). Nevertheless, when one large, time-varying confounding variable was omitted from the propensity score in the simulation study, the parameter estimate resulted in substantial bias, reduced coverage probability, and inflated type I error rates. The impact of an omitted time-varying confounding variable would likely be mitigated by including a term for time in the mixed-effects outcome analyses, to the extent that this omitted variable is associated with time.
The simulation results underscore the importance of conducting comprehensive assessments over the course of follow-up in a longitudinal study. Most importantly, the selection of assessments must be guided by clinicians and other researchers with expertise in the substantive area of focus. Whether bias is introduced because a variable is inadvertently excluded from analyses or not collected during assessment is immaterial once the analyses have been completed. The building of a propensity model is not simply a data analytic exercise, but instead must be an active collaboration among researchers. The availability of the variables for the propensity adjustment, through a well-guided choice of assessments at the design stage of an observational study, plays a critical role in bias reduction. Of course, there is a risk of a tradeoff between in depth, time-consuming assessments and retention in a longitudinal study.
Rosenbaum and Rubin (1983)
described three approaches to implementing the propensity adjustment: stratification, matching and covariate adjustment. The use of the latter approach is typically discouraged. The simulation study described here was limited to stratification. It is not clear how these results compare to the impact of propensity score misspecification on matching. Furthermore, this simulation-based evaluation of misspecification does not examine sensitivity to hidden bias in the manner proposed by Rosenbaum (2002)
in which one estimates a range of change in the magnitude of treatment effectiveness estimates based on the strength of the association of hypothetical omitted confounders with treatment assignment.
Observational studies, by design, will seldom, if ever, provide the complete data needed to calculate the true propensity score; instead an estimated score will be used to implement the propensity adjustment.
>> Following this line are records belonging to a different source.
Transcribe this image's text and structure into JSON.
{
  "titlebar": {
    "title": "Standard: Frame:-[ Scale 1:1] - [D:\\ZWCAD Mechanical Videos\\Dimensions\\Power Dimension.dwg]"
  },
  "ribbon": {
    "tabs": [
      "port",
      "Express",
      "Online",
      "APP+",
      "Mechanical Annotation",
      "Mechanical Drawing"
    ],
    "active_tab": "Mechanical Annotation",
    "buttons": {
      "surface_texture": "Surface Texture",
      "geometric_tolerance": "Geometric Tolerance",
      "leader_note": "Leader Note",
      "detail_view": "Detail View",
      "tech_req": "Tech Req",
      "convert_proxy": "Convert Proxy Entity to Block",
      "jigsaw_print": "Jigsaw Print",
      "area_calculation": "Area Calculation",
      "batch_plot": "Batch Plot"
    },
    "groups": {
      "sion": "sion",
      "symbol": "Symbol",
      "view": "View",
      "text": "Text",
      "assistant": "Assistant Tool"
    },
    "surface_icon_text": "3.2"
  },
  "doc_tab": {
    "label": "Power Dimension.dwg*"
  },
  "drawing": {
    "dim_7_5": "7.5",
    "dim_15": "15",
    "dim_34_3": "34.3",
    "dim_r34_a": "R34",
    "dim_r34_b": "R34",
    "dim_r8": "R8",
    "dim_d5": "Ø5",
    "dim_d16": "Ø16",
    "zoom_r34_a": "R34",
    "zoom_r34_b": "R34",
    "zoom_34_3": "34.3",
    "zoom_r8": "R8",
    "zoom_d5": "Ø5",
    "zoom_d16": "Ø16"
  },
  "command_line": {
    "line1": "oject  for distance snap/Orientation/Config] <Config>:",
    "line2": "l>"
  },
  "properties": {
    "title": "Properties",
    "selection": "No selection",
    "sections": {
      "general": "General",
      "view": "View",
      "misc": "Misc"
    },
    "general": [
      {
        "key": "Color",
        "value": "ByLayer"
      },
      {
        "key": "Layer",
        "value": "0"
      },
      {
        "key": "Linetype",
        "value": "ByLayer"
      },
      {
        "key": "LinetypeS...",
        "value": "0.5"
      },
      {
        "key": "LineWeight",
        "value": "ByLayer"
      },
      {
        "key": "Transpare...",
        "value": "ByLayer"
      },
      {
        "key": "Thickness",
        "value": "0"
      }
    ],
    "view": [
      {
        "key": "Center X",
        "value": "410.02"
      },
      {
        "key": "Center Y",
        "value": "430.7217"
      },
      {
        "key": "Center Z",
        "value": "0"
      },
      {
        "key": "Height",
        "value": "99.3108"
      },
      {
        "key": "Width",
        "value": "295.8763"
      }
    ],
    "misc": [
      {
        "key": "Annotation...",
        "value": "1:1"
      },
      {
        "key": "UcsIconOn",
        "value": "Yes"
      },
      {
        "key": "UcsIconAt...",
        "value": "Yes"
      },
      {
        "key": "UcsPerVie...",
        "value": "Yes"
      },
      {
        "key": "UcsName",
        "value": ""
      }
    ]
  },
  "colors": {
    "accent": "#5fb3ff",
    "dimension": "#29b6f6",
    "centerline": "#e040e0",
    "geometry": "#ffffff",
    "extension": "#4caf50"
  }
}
This simulation study has shown that neglecting to include in the estimated propensity score time-varying confounds that are strongly associated with treatment and outcome had much greater impact on the performance of a quintile-stratified propensity adjustment than omission of time-invariant confounds. In conclusion, careful propensity model building and evaluation of group balance are essential when the adjustment is applied.